Regular safety checks are as critical to nuclear power plants as doctors’ check-ups are for people. For power plants, regular inspections can spot cracks and other problems before they become serious or even cause an accident.
But detecting cracks in nuclear power plants isn’t easy. Reactors are underwater, so inspectors can’t examine them directly. Instead, power station staff scrutinize hours of video from inspection cameras to spot cracks in the plant’s metallic surfaces. These cracks can be dangerous, discharging radioactive material into the water or air.
Mohammad Jahanshahi, a civil engineering professor at Purdue University, has a better way. He’s automating crack detection in nuclear plants with GPU-accelerated deep learning and machine learning. He’ll talk how how he’s automating inspections of nuclear power plants and other infrastructure at the GPU Technology Conference, May 8-11, in Silicon Valley.
“Even a tiny crack in a nuclear power plant can cause radioactive materials to leak,” said Jahanshahi. “It can propagate and cause a nuclear accident.”
Cracks are also expensive. Damages reached $700 million in a 2010 accident at the Vermont Yankee Nuclear Power Plant, Jahanshahi said, after deteriorating underground pipes leaked radioactive tritium into groundwater. A 1996 accident caused by a leaking valve at the Millstone nuclear power station in Connecticut cost $254 million, he added.
Nuclear Plants Growing Old
Jahanshahi’s advance comes at a time when the world’s nuclear energy facilities are showing their age. Nearly 15 percent of plants worldwide are operating beyond their predicted lifespan of 40 years. In the U.S., more than a third are, according to the World Nuclear Industry Status Report. Several nations, including the U.S., are licensing plants for up to 60 years.
As nuclear stations age, their components become more vulnerable to cracks and other problems caused by heat, pressure and corrosive chemicals. In the past decade alone, at least a dozen power plants worldwide reported cracking problems.
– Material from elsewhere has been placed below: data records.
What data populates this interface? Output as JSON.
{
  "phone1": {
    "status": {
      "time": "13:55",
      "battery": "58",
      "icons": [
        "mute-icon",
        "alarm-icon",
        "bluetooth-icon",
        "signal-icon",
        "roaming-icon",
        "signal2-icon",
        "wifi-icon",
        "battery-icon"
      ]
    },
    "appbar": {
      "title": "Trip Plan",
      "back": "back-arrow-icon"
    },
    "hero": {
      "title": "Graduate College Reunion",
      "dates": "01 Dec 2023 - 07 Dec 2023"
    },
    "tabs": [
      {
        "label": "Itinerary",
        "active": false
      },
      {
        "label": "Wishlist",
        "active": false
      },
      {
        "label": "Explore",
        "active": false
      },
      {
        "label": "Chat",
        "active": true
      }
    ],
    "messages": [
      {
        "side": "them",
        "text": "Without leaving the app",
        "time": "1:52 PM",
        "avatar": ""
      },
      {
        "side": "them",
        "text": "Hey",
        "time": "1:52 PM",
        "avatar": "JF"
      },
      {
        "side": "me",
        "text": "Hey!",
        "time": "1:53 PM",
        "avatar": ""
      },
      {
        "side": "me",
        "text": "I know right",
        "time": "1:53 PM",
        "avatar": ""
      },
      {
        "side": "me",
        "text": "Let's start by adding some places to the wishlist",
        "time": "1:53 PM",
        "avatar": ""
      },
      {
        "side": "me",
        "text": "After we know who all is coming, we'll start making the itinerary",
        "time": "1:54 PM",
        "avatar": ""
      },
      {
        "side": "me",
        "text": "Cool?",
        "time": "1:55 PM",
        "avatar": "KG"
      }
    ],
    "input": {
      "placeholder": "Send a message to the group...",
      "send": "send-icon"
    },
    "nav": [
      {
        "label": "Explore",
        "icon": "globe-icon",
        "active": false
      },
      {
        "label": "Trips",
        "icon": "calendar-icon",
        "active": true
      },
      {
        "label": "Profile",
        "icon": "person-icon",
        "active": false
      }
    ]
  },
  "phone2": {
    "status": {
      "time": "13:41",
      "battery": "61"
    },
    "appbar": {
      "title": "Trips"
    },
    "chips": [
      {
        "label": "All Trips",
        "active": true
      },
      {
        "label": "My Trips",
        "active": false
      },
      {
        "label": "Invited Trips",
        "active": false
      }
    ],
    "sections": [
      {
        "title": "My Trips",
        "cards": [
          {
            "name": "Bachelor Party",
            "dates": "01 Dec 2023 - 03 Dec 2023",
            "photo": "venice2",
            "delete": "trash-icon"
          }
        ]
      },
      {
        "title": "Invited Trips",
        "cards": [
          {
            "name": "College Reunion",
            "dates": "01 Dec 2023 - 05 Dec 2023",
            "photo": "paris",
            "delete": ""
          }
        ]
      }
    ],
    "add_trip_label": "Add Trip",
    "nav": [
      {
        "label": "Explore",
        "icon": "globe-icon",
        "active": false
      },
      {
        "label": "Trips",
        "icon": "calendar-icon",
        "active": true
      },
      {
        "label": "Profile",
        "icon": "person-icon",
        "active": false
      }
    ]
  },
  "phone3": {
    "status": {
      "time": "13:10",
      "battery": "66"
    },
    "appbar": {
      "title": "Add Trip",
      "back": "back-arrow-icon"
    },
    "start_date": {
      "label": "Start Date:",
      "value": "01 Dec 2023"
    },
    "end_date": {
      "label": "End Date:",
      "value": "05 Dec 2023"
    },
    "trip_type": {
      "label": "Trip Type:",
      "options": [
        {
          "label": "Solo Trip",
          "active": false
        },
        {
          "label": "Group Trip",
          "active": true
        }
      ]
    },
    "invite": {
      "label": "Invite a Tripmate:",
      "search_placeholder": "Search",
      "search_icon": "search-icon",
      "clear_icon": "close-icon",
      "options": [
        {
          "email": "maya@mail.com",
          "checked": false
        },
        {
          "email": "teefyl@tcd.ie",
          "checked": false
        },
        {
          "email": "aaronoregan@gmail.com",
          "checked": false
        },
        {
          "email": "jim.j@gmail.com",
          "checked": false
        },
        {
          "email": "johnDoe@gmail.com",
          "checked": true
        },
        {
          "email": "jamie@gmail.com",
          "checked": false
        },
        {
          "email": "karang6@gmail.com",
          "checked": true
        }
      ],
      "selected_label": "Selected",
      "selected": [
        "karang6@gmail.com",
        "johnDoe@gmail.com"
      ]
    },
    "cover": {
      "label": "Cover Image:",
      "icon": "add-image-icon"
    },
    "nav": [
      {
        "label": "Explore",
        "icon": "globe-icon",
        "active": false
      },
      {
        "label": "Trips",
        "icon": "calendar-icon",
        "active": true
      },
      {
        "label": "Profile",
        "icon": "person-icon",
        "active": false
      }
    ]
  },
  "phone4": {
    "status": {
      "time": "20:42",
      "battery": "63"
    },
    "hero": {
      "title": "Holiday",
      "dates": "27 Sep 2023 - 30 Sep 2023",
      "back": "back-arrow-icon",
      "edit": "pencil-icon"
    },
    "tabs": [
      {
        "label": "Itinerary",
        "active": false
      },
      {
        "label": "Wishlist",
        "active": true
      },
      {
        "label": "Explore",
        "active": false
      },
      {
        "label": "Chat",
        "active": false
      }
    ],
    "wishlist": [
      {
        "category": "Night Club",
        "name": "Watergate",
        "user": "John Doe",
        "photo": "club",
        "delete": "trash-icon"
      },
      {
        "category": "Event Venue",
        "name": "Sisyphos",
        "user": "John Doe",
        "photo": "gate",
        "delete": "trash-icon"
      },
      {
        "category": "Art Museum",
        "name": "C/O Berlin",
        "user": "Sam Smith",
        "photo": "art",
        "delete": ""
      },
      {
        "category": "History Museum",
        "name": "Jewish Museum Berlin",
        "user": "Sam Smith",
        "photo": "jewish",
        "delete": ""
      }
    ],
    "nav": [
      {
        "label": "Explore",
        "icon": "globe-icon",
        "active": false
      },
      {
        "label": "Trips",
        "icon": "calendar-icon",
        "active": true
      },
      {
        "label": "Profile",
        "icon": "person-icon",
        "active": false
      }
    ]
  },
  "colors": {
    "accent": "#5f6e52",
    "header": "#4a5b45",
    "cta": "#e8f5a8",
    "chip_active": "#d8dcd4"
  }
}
“One reason plants are deteriorating is insufficient inspections,” said Jahanshahi, who published the results of his research in a recent issue of the journal Computer-Aided Civil and Infrastructure Engineering.
An Ounce of Prevention
The automated system, which Jahanshahi developed with Purdue doctoral student Fu-Chen Chen, would make it easier to inspect facilities before problems worsen, he said.
“Structures are like humans. If you spot disease symptoms early, you can prevent the person from getting sick,” Jahanshahi said.
Jahanshahi and Chen aren’t the first to try to streamline the tedious manual process of spotting cracks in nuclear reactors’ steel surfaces. Other methods, which are designed to examine individual frames within the inspection videos, often miss tiny cracks, which are hard to tell apart from other anomalies like welds and scratches.
AI Detects Cracks in Nuclear Power Plants
The Purdue system – called CRAQ, for crack recognition and quantification – avoids this pitfall by fusing information from multiple video frames to find changes in the texture of the steel that might indicate cracks. Video makes it possible to see cracks under different lighting conditions and at different angles.
The researchers developed their initial system using machine learning techniques, but they are now creating deep learning algorithms to improve accuracy. The team is training its algorithms of several thousand frames of inspection videos using the CUDA parallel computing platform, the Pascal architecture-based NVIDIA TITAN X and GeForce GTX 1070 GPUs and cuDNN.
Jahanshahi hopes the deep learning approach will improve the state of the U.S. infrastructure, which recently received a disappointing D+ grade from the American Society of Civil Engineers.
“With the increasing computational capabilities of computers with GPUs, we can now use computer vision, image processing and deep learning to tackle this problem,” he said.